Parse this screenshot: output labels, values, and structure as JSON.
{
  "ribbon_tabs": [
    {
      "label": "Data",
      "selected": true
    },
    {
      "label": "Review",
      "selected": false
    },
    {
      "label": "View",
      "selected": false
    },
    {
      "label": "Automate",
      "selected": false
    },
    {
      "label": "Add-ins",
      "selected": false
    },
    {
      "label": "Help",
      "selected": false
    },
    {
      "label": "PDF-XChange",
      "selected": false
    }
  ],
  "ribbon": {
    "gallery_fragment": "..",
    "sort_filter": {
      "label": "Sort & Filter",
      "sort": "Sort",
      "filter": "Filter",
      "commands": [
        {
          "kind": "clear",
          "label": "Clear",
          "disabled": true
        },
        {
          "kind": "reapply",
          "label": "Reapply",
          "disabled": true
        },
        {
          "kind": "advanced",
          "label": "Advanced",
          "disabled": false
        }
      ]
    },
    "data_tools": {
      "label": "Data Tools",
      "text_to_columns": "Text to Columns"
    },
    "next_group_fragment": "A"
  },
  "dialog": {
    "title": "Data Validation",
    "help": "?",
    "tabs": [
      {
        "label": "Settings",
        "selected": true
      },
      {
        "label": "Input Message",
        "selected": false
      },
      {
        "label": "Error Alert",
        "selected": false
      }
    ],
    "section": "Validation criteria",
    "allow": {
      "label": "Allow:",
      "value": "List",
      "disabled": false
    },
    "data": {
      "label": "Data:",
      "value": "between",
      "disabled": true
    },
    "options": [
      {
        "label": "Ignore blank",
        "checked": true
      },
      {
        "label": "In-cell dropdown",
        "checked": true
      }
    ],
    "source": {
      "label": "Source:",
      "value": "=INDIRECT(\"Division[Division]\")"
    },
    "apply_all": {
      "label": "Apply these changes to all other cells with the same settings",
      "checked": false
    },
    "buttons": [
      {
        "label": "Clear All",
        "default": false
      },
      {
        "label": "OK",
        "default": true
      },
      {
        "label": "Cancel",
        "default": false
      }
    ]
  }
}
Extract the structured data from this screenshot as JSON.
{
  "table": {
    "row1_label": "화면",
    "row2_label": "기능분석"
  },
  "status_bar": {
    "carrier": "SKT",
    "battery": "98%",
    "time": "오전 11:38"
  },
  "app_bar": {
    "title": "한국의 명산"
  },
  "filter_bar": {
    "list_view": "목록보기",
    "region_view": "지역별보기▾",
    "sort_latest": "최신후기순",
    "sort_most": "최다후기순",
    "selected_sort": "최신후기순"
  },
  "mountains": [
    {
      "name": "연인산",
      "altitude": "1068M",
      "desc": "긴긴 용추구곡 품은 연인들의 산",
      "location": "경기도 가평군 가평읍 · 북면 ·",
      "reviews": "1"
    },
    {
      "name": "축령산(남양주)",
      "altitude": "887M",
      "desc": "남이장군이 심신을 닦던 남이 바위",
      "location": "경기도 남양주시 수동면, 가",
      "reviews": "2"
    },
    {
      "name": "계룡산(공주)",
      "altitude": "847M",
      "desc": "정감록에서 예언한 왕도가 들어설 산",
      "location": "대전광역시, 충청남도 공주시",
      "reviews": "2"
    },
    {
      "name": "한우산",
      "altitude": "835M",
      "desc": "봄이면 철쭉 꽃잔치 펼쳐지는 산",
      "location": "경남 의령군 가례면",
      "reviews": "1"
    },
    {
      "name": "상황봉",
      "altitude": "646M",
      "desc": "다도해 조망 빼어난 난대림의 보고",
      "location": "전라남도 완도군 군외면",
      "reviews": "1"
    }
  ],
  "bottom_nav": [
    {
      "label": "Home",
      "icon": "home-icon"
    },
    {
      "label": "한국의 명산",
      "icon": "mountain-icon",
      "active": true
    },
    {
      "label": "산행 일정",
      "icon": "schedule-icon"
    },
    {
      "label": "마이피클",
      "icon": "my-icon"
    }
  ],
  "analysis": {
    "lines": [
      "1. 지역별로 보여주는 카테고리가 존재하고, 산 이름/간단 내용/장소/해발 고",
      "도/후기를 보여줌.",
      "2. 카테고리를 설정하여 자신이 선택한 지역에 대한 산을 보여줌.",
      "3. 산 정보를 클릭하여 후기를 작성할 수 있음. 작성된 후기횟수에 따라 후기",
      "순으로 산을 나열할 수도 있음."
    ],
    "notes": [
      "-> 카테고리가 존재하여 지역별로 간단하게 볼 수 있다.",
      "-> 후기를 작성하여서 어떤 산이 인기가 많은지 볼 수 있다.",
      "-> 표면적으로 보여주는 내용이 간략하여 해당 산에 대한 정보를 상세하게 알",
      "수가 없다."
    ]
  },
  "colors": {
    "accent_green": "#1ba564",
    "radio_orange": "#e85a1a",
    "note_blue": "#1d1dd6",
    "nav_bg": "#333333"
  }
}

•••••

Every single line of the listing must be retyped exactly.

Parse this screenshot: output labels, values, and structure as JSON.
{
  "ribbon_tabs": [
    {
      "label": "Data",
      "selected": true
    },
    {
      "label": "Review",
      "selected": false
    },
    {
      "label": "View",
      "selected": false
    },
    {
      "label": "Automate",
      "selected": false
    },
    {
      "label": "Add-ins",
      "selected": false
    },
    {
      "label": "Help",
      "selected": false
    },
    {
      "label": "PDF-XChange",
      "selected": false
    }
  ],
  "ribbon": {
    "gallery_fragment": "..",
    "sort_filter": {
      "label": "Sort & Filter",
      "sort": "Sort",
      "filter": "Filter",
      "commands": [
        {
          "kind": "clear",
          "label": "Clear",
          "disabled": true
        },
        {
          "kind": "reapply",
          "label": "Reapply",
          "disabled": true
        },
        {
          "kind": "advanced",
          "label": "Advanced",
          "disabled": false
        }
      ]
    },
    "data_tools": {
      "label": "Data Tools",
      "text_to_columns": "Text to Columns"
    },
    "next_group_fragment": "A"
  },
  "dialog": {
    "title": "Data Validation",
    "help": "?",
    "tabs": [
      {
        "label": "Settings",
        "selected": true
      },
      {
        "label": "Input Message",
        "selected": false
      },
      {
        "label": "Error Alert",
        "selected": false
      }
    ],
    "section": "Validation criteria",
    "allow": {
      "label": "Allow:",
      "value": "List",
      "disabled": false
    },
    "data": {
      "label": "Data:",
      "value": "between",
      "disabled": true
    },
    "options": [
      {
        "label": "Ignore blank",
        "checked": true
      },
      {
        "label": "In-cell dropdown",
        "checked": true
      }
    ],
    "source": {
      "label": "Source:",
      "value": "=INDIRECT(\"Division[Division]\")"
    },
    "apply_all": {
      "label": "Apply these changes to all other cells with the same settings",
      "checked": false
    },
    "buttons": [
      {
        "label": "Clear All",
        "default": false
      },
      {
        "label": "OK",
        "default": true
      },
      {
        "label": "Cancel",
        "default": false
      }
    ]
  }
}
Extract the structured data from this screenshot as JSON.
{
  "table": {
    "row1_label": "화면",
    "row2_label": "기능분석"
  },
  "status_bar": {
    "carrier": "SKT",
    "battery": "98%",
    "time": "오전 11:38"
  },
  "app_bar": {
    "title": "한국의 명산"
  },
  "filter_bar": {
    "list_view": "목록보기",
    "region_view": "지역별보기▾",
    "sort_latest": "최신후기순",
    "sort_most": "최다후기순",
    "selected_sort": "최신후기순"
  },
  "mountains": [
    {
      "name": "연인산",
      "altitude": "1068M",
      "desc": "긴긴 용추구곡 품은 연인들의 산",
      "location": "경기도 가평군 가평읍 · 북면 ·",
      "reviews": "1"
    },
    {
      "name": "축령산(남양주)",
      "altitude": "887M",
      "desc": "남이장군이 심신을 닦던 남이 바위",
      "location": "경기도 남양주시 수동면, 가",
      "reviews": "2"
    },
    {
      "name": "계룡산(공주)",
      "altitude": "847M",
      "desc": "정감록에서 예언한 왕도가 들어설 산",
      "location": "대전광역시, 충청남도 공주시",
      "reviews": "2"
    },
    {
      "name": "한우산",
      "altitude": "835M",
      "desc": "봄이면 철쭉 꽃잔치 펼쳐지는 산",
      "location": "경남 의령군 가례면",
      "reviews": "1"
    },
    {
      "name": "상황봉",
      "altitude": "646M",
      "desc": "다도해 조망 빼어난 난대림의 보고",
      "location": "전라남도 완도군 군외면",
      "reviews": "1"
    }
  ],
  "bottom_nav": [
    {
      "label": "Home",
      "icon": "home-icon"
    },
    {
      "label": "한국의 명산",
      "icon": "mountain-icon",
      "active": true
    },
    {
      "label": "산행 일정",
      "icon": "schedule-icon"
    },
    {
      "label": "마이피클",
      "icon": "my-icon"
    }
  ],
  "analysis": {
    "lines": [
      "1. 지역별로 보여주는 카테고리가 존재하고, 산 이름/간단 내용/장소/해발 고",
      "도/후기를 보여줌.",
      "2. 카테고리를 설정하여 자신이 선택한 지역에 대한 산을 보여줌.",
      "3. 산 정보를 클릭하여 후기를 작성할 수 있음. 작성된 후기횟수에 따라 후기",
      "순으로 산을 나열할 수도 있음."
    ],
    "notes": [
      "-> 카테고리가 존재하여 지역별로 간단하게 볼 수 있다.",
      "-> 후기를 작성하여서 어떤 산이 인기가 많은지 볼 수 있다.",
      "-> 표면적으로 보여주는 내용이 간략하여 해당 산에 대한 정보를 상세하게 알",
      "수가 없다."
    ]
  },
  "colors": {
    "accent_green": "#1ba564",
    "radio_orange": "#e85a1a",
    "note_blue": "#1d1dd6",
    "nav_bg": "#333333"
  }
}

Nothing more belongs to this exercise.